## Assignment:
Return the records verbatim.
◇ ◇ ◇ ◇ ◇ ◇ ◇
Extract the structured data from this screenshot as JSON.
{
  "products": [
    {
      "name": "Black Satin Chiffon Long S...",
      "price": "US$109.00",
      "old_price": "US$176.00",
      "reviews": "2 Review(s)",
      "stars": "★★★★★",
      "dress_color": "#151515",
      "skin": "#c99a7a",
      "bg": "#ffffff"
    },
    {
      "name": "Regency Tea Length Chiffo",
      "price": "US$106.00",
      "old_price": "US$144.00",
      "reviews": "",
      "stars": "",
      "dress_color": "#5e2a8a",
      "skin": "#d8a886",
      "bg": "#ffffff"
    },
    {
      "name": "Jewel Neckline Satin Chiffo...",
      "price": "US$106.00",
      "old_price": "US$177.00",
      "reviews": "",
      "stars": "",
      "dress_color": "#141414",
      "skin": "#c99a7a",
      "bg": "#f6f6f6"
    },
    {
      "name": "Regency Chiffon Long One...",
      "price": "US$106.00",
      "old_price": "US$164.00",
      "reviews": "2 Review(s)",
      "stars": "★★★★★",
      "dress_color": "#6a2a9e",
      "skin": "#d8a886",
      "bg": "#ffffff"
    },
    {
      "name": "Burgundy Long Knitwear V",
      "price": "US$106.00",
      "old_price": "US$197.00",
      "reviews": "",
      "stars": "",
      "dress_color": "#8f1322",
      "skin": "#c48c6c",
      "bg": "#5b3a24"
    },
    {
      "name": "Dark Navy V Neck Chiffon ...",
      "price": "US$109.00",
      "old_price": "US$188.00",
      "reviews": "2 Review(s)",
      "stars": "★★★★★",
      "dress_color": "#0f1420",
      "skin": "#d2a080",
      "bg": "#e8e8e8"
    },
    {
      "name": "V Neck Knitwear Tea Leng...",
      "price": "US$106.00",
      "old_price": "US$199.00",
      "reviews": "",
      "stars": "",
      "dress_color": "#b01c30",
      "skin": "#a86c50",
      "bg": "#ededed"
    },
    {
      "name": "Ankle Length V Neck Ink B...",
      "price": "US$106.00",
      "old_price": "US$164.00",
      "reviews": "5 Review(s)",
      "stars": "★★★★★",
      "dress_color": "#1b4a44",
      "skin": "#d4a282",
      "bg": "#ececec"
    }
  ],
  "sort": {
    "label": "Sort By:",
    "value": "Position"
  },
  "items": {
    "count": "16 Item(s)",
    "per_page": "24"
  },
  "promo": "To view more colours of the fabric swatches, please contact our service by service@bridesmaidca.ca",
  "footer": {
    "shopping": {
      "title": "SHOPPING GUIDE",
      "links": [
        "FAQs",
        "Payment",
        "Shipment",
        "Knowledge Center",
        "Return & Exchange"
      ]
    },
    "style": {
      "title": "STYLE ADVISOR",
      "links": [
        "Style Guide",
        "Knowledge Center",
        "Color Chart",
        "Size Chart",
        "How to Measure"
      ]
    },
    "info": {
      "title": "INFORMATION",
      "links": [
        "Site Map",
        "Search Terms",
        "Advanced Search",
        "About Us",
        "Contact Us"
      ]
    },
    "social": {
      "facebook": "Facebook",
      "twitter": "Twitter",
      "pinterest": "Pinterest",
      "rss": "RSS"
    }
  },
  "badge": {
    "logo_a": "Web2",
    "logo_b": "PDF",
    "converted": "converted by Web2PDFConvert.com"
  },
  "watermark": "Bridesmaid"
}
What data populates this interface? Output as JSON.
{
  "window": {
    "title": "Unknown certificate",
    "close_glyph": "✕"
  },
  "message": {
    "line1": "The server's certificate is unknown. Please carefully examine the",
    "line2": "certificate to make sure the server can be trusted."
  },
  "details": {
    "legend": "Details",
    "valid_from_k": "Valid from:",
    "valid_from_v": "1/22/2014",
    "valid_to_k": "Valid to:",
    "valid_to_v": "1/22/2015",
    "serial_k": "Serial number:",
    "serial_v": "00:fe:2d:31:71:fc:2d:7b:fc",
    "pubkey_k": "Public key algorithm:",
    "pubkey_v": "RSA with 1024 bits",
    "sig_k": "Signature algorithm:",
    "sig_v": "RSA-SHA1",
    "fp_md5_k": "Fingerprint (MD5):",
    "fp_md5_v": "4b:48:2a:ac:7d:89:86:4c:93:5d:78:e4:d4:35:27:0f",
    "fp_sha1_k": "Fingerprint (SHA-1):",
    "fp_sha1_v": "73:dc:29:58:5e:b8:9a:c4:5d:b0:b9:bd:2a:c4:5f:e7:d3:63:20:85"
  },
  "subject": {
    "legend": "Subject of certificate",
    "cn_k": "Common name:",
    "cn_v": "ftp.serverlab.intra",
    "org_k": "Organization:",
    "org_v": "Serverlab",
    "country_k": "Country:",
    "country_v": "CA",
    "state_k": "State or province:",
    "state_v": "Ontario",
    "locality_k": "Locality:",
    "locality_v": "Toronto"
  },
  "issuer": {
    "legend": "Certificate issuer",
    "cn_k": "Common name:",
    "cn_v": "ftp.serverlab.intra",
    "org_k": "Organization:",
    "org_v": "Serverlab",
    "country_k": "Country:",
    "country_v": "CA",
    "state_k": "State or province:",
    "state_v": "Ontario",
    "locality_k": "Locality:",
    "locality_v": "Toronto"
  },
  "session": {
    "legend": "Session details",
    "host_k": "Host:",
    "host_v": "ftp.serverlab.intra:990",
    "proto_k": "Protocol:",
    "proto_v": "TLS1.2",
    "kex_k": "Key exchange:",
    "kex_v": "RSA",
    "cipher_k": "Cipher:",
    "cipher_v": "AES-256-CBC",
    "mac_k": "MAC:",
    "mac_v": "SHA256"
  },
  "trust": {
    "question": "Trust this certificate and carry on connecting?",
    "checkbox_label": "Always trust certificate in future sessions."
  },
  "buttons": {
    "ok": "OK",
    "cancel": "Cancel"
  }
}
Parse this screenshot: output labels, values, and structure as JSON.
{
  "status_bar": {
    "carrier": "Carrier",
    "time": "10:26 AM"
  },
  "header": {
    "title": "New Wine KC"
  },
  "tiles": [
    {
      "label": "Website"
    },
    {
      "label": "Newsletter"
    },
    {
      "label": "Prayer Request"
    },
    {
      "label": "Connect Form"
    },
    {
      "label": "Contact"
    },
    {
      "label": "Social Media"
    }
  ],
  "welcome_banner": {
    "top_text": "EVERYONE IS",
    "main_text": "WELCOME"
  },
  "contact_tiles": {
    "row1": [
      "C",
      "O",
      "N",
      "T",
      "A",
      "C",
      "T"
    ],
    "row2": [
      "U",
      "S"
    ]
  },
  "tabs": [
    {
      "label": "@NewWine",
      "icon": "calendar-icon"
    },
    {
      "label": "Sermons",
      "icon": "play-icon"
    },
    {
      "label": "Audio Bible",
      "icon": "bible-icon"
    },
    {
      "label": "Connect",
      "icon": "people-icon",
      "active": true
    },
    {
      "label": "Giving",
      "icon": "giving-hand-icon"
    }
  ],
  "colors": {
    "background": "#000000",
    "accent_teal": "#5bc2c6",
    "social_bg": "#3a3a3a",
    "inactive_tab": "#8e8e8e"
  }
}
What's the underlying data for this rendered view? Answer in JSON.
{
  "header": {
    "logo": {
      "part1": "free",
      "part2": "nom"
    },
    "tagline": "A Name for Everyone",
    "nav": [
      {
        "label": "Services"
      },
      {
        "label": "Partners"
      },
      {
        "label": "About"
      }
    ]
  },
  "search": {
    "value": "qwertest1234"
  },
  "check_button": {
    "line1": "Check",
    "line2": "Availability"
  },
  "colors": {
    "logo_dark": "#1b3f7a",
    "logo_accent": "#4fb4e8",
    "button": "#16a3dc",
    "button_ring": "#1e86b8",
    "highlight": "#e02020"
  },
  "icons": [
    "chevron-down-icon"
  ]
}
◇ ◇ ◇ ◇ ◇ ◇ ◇
## Answer box:
Extract the structured data from this screenshot as JSON.
{
  "products": [
    {
      "name": "Black Satin Chiffon Long S...",
      "price": "US$109.00",
      "old_price": "US$176.00",
      "reviews": "2 Review(s)",
      "stars": "★★★★★",
      "dress_color": "#151515",
      "skin": "#c99a7a",
      "bg": "#ffffff"
    },
    {
      "name": "Regency Tea Length Chiffo",
      "price": "US$106.00",
      "old_price": "US$144.00",
      "reviews": "",
      "stars": "",
      "dress_color": "#5e2a8a",
      "skin": "#d8a886",
      "bg": "#ffffff"
    },
    {
      "name": "Jewel Neckline Satin Chiffo...",
      "price": "US$106.00",
      "old_price": "US$177.00",
      "reviews": "",
      "stars": "",
      "dress_color": "#141414",
      "skin": "#c99a7a",
      "bg": "#f6f6f6"
    },
    {
      "name": "Regency Chiffon Long One...",
      "price": "US$106.00",
      "old_price": "US$164.00",
      "reviews": "2 Review(s)",
      "stars": "★★★★★",
      "dress_color": "#6a2a9e",
      "skin": "#d8a886",
      "bg": "#ffffff"
    },
    {
      "name": "Burgundy Long Knitwear V",
      "price": "US$106.00",
      "old_price": "US$197.00",
      "reviews": "",
      "stars": "",
      "dress_color": "#8f1322",
      "skin": "#c48c6c",
      "bg": "#5b3a24"
    },
    {
      "name": "Dark Navy V Neck Chiffon ...",
      "price": "US$109.00",
      "old_price": "US$188.00",
      "reviews": "2 Review(s)",
      "stars": "★★★★★",
      "dress_color": "#0f1420",
      "skin": "#d2a080",
      "bg": "#e8e8e8"
    },
    {
      "name": "V Neck Knitwear Tea Leng...",
      "price": "US$106.00",
      "old_price": "US$199.00",
      "reviews": "",
      "stars": "",
      "dress_color": "#b01c30",
      "skin": "#a86c50",
      "bg": "#ededed"
    },
    {
      "name": "Ankle Length V Neck Ink B...",
      "price": "US$106.00",
      "old_price": "US$164.00",
      "reviews": "5 Review(s)",
      "stars": "★★★★★",
      "dress_color": "#1b4a44",
      "skin": "#d4a282",
      "bg": "#ececec"
    }
  ],
  "sort": {
    "label": "Sort By:",
    "value": "Position"
  },
  "items": {
    "count": "16 Item(s)",
    "per_page": "24"
  },
  "promo": "To view more colours of the fabric swatches, please contact our service by service@bridesmaidca.ca",
  "footer": {
    "shopping": {
      "title": "SHOPPING GUIDE",
      "links": [
        "FAQs",
        "Payment",
        "Shipment",
        "Knowledge Center",
        "Return & Exchange"
      ]
    },
    "style": {
      "title": "STYLE ADVISOR",
      "links": [
        "Style Guide",
        "Knowledge Center",
        "Color Chart",
        "Size Chart",
        "How to Measure"
      ]
    },
    "info": {
      "title": "INFORMATION",
      "links": [
        "Site Map",
        "Search Terms",
        "Advanced Search",
        "About Us",
        "Contact Us"
      ]
    },
    "social": {
      "facebook": "Facebook",
      "twitter": "Twitter",
      "pinterest": "Pinterest",
      "rss": "RSS"
    }
  },
  "badge": {
    "logo_a": "Web2",
    "logo_b": "PDF",
    "converted": "converted by Web2PDFConvert.com"
  },
  "watermark": "Bridesmaid"
}
What data populates this interface? Output as JSON.
{
  "window": {
    "title": "Unknown certificate",
    "close_glyph": "✕"
  },
  "message": {
    "line1": "The server's certificate is unknown. Please carefully examine the",
    "line2": "certificate to make sure the server can be trusted."
  },
  "details": {
    "legend": "Details",
    "valid_from_k": "Valid from:",
    "valid_from_v": "1/22/2014",
    "valid_to_k": "Valid to:",
    "valid_to_v": "1/22/2015",
    "serial_k": "Serial number:",
    "serial_v": "00:fe:2d:31:71:fc:2d:7b:fc",
    "pubkey_k": "Public key algorithm:",
    "pubkey_v": "RSA with 1024 bits",
    "sig_k": "Signature algorithm:",
    "sig_v": "RSA-SHA1",
    "fp_md5_k": "Fingerprint (MD5):",
    "fp_md5_v": "4b:48:2a:ac:7d:89:86:4c:93:5d:78:e4:d4:35:27:0f",
    "fp_sha1_k": "Fingerprint (SHA-1):",
    "fp_sha1_v": "73:dc:29:58:5e:b8:9a:c4:5d:b0:b9:bd:2a:c4:5f:e7:d3:63:20:85"
  },
  "subject": {
    "legend": "Subject of certificate",
    "cn_k": "Common name:",
    "cn_v": "ftp.serverlab.intra",
    "org_k": "Organization:",
    "org_v": "Serverlab",
    "country_k": "Country:",
    "country_v": "CA",
    "state_k": "State or province:",
    "state_v": "Ontario",
    "locality_k": "Locality:",
    "locality_v": "Toronto"
  },
  "issuer": {
    "legend": "Certificate issuer",
    "cn_k": "Common name:",
    "cn_v": "ftp.serverlab.intra",
    "org_k": "Organization:",
    "org_v": "Serverlab",
    "country_k": "Country:",
    "country_v": "CA",
    "state_k": "State or province:",
    "state_v": "Ontario",
    "locality_k": "Locality:",
    "locality_v": "Toronto"
  },
  "session": {
    "legend": "Session details",
    "host_k": "Host:",
    "host_v": "ftp.serverlab.intra:990",
    "proto_k": "Protocol:",
    "proto_v": "TLS1.2",
    "kex_k": "Key exchange:",
    "kex_v": "RSA",
    "cipher_k": "Cipher:",
    "cipher_v": "AES-256-CBC",
    "mac_k": "MAC:",
    "mac_v": "SHA256"
  },
  "trust": {
    "question": "Trust this certificate and carry on connecting?",
    "checkbox_label": "Always trust certificate in future sessions."
  },
  "buttons": {
    "ok": "OK",
    "cancel": "Cancel"
  }
}
Parse this screenshot: output labels, values, and structure as JSON.
{
  "status_bar": {
    "carrier": "Carrier",
    "time": "10:26 AM"
  },
  "header": {
    "title": "New Wine KC"
  },
  "tiles": [
    {
      "label": "Website"
    },
    {
      "label": "Newsletter"
    },
    {
      "label": "Prayer Request"
    },
    {
      "label": "Connect Form"
    },
    {
      "label": "Contact"
    },
    {
      "label": "Social Media"
    }
  ],
  "welcome_banner": {
    "top_text": "EVERYONE IS",
    "main_text": "WELCOME"
  },
  "contact_tiles": {
    "row1": [
      "C",
      "O",
      "N",
      "T",
      "A",
      "C",
      "T"
    ],
    "row2": [
      "U",
      "S"
    ]
  },
  "tabs": [
    {
      "label": "@NewWine",
      "icon": "calendar-icon"
    },
    {
      "label": "Sermons",
      "icon": "play-icon"
    },
    {
      "label": "Audio Bible",
      "icon": "bible-icon"
    },
    {
      "label": "Connect",
      "icon": "people-icon",
      "active": true
    },
    {
      "label": "Giving",
      "icon": "giving-hand-icon"
    }
  ],
  "colors": {
    "background": "#000000",
    "accent_teal": "#5bc2c6",
    "social_bg": "#3a3a3a",
    "inactive_tab": "#8e8e8e"
  }
}
What's the underlying data for this rendered view? Answer in JSON.
{
  "header": {
    "logo": {
      "part1": "free",
      "part2": "nom"
    },
    "tagline": "A Name for Everyone",
    "nav": [
      {
        "label": "Services"
      },
      {
        "label": "Partners"
      },
      {
        "label": "About"
      }
    ]
  },
  "search": {
    "value": "qwertest1234"
  },
  "check_button": {
    "line1": "Check",
    "line2": "Availability"
  },
  "colors": {
    "logo_dark": "#1b3f7a",
    "logo_accent": "#4fb4e8",
    "button": "#16a3dc",
    "button_ring": "#1e86b8",
    "highlight": "#e02020"
  },
  "icons": [
    "chevron-down-icon"
  ]
}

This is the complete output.